Directions:
Examine the entries below, count the lines holding the string "POST", and respond with the number only.

Information given:
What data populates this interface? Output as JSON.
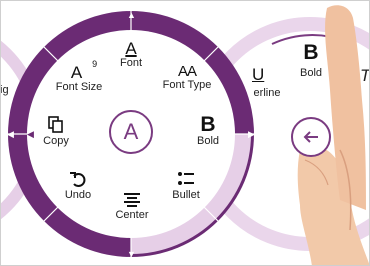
{
  "colors": {
    "accent": "#6b2b74",
    "accent_dark": "#5b2061",
    "ring_light": "#e6cfe7",
    "ring_lighter": "#f0e2f1"
  },
  "left_menu": {
    "font_size": {
      "label": "Font Size",
      "glyph": "A",
      "superscript": "9"
    },
    "font": {
      "label": "Font",
      "glyph": "A"
    },
    "font_type": {
      "label": "Font Type",
      "glyph": "AA"
    },
    "copy": {
      "label": "Copy"
    },
    "center": {
      "glyph": "A"
    },
    "bold": {
      "label": "Bold",
      "glyph": "B"
    },
    "undo": {
      "label": "Undo"
    },
    "center_align": {
      "label": "Center"
    },
    "bullet": {
      "label": "Bullet"
    },
    "partial_left_label": "ig"
  },
  "right_menu": {
    "bold": {
      "label": "Bold",
      "glyph": "B"
    },
    "underline": {
      "label": "erline",
      "glyph": "U"
    },
    "italic_glyph": "T"
  },
  "icons": [
    "copy-icon",
    "undo-icon",
    "center-align-icon",
    "bullet-list-icon",
    "back-arrow-icon",
    "hand-pointer-image"
  ]
}
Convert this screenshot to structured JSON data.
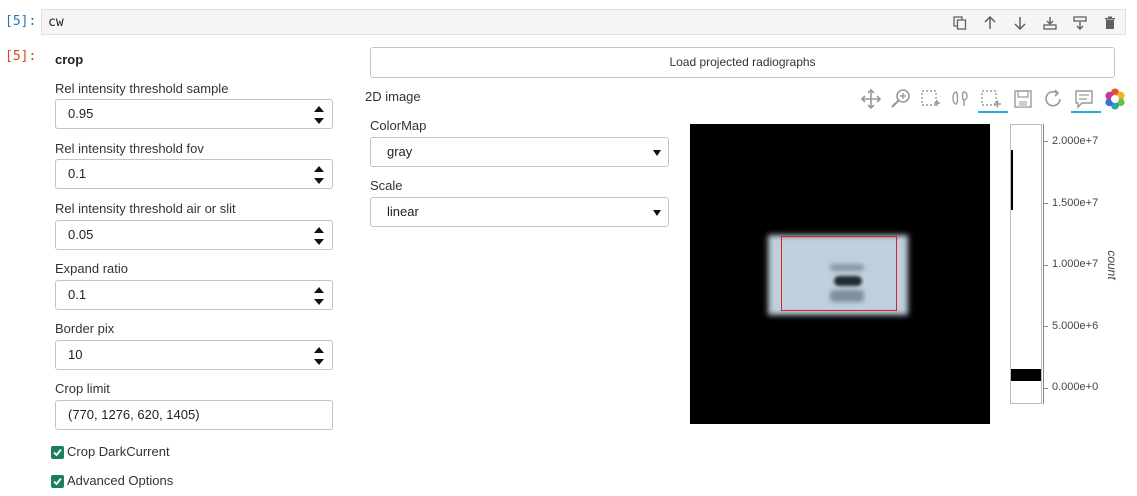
{
  "cell_in": {
    "prompt": "[5]:",
    "code": "cw",
    "toolbar": [
      "duplicate-icon",
      "move-up-icon",
      "move-down-icon",
      "insert-above-icon",
      "insert-below-icon",
      "delete-icon"
    ]
  },
  "cell_out": {
    "prompt": "[5]:",
    "section_title": "crop",
    "fields": [
      {
        "label": "Rel intensity threshold sample",
        "value": "0.95"
      },
      {
        "label": "Rel intensity threshold fov",
        "value": "0.1"
      },
      {
        "label": "Rel intensity threshold air or slit",
        "value": "0.05"
      },
      {
        "label": "Expand ratio",
        "value": "0.1"
      },
      {
        "label": "Border pix",
        "value": "10"
      }
    ],
    "crop_limit": {
      "label": "Crop limit",
      "value": "(770, 1276, 620, 1405)"
    },
    "checkboxes": [
      {
        "label": "Crop DarkCurrent",
        "checked": true
      },
      {
        "label": "Advanced Options",
        "checked": true
      }
    ],
    "load_button": "Load projected radiographs",
    "image_panel": {
      "title": "2D image",
      "colormap": {
        "label": "ColorMap",
        "value": "gray"
      },
      "scale": {
        "label": "Scale",
        "value": "linear"
      },
      "toolbar": [
        "pan-icon",
        "wheel-zoom-icon",
        "box-zoom-icon",
        "lasso-icon",
        "box-edit-icon",
        "save-icon",
        "reset-icon",
        "hover-icon",
        "bokeh-logo-icon"
      ],
      "colorbar": {
        "ticks": [
          "2.000e+7",
          "1.500e+7",
          "1.000e+7",
          "5.000e+6",
          "0.000e+0"
        ],
        "axis_label": "count"
      }
    },
    "accent_colors": {
      "checkbox": "#1b7f5a",
      "crop_rect": "#d62728",
      "toolbar_active": "#26aae1"
    }
  }
}
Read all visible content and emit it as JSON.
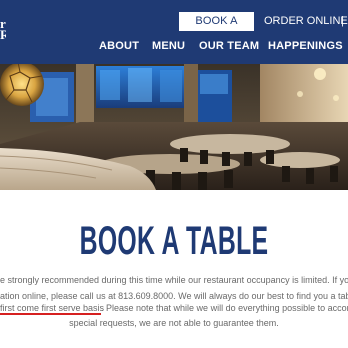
{
  "header": {
    "background": "#1f3a74",
    "book_label": "BOOK A TABLE",
    "order_label": "ORDER ONLINE",
    "separator": "|",
    "nav": [
      "ABOUT",
      "MENU",
      "OUR TEAM",
      "HAPPENINGS"
    ]
  },
  "main": {
    "title": "BOOK A TABLE",
    "title_color": "#1f3a74",
    "lines": [
      "e strongly recommended during this time while our restaurant occupancy is limited. If you",
      "ation online, please call us at 813.609.8000. We will always do our best to find you a table. W",
      "first come first serve basis",
      ". Please note that while we will do everything possible to accomm",
      "special requests, we are not able to guarantee them."
    ],
    "highlight_color": "#d62020"
  }
}
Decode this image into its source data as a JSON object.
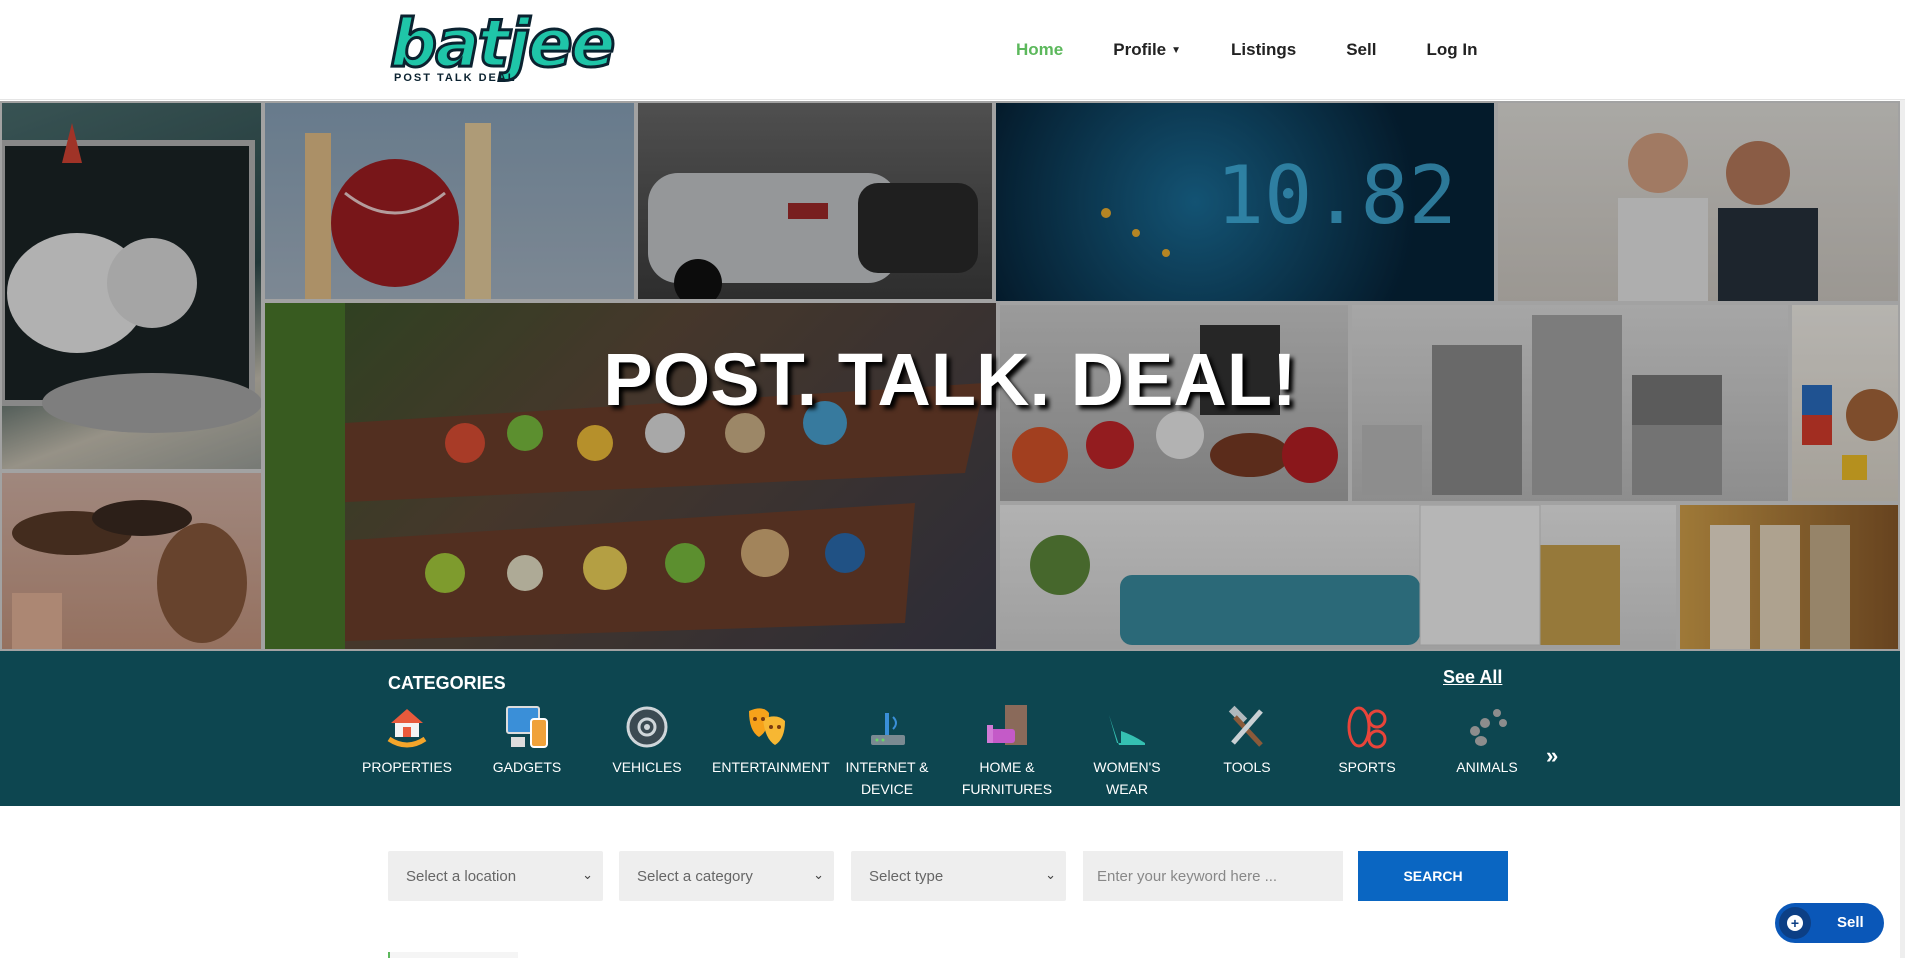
{
  "brand": {
    "name": "batjee",
    "tagline": "POST TALK DEAL"
  },
  "nav": {
    "items": [
      {
        "label": "Home",
        "active": true
      },
      {
        "label": "Profile",
        "dropdown": true
      },
      {
        "label": "Listings"
      },
      {
        "label": "Sell"
      },
      {
        "label": "Log In"
      }
    ]
  },
  "hero": {
    "title": "POST. TALK. DEAL!"
  },
  "categories": {
    "title": "CATEGORIES",
    "see_all": "See All",
    "items": [
      {
        "label": "PROPERTIES",
        "icon": "house-hand-icon"
      },
      {
        "label": "GADGETS",
        "icon": "devices-icon"
      },
      {
        "label": "VEHICLES",
        "icon": "tire-icon"
      },
      {
        "label": "ENTERTAINMENT",
        "icon": "theater-masks-icon"
      },
      {
        "label": "INTERNET & DEVICE",
        "icon": "router-icon"
      },
      {
        "label": "HOME & FURNITURES",
        "icon": "furniture-icon"
      },
      {
        "label": "WOMEN'S WEAR",
        "icon": "high-heel-icon"
      },
      {
        "label": "TOOLS",
        "icon": "tools-icon"
      },
      {
        "label": "SPORTS",
        "icon": "sports-balls-icon"
      },
      {
        "label": "ANIMALS",
        "icon": "paw-icon"
      }
    ]
  },
  "search": {
    "location_placeholder": "Select a location",
    "category_placeholder": "Select a category",
    "type_placeholder": "Select type",
    "keyword_placeholder": "Enter your keyword here ...",
    "button_label": "SEARCH"
  },
  "floating": {
    "sell_label": "Sell"
  },
  "colors": {
    "nav_active": "#5cb85c",
    "category_band": "#0d4650",
    "search_button": "#0a66c2"
  }
}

Your response:
2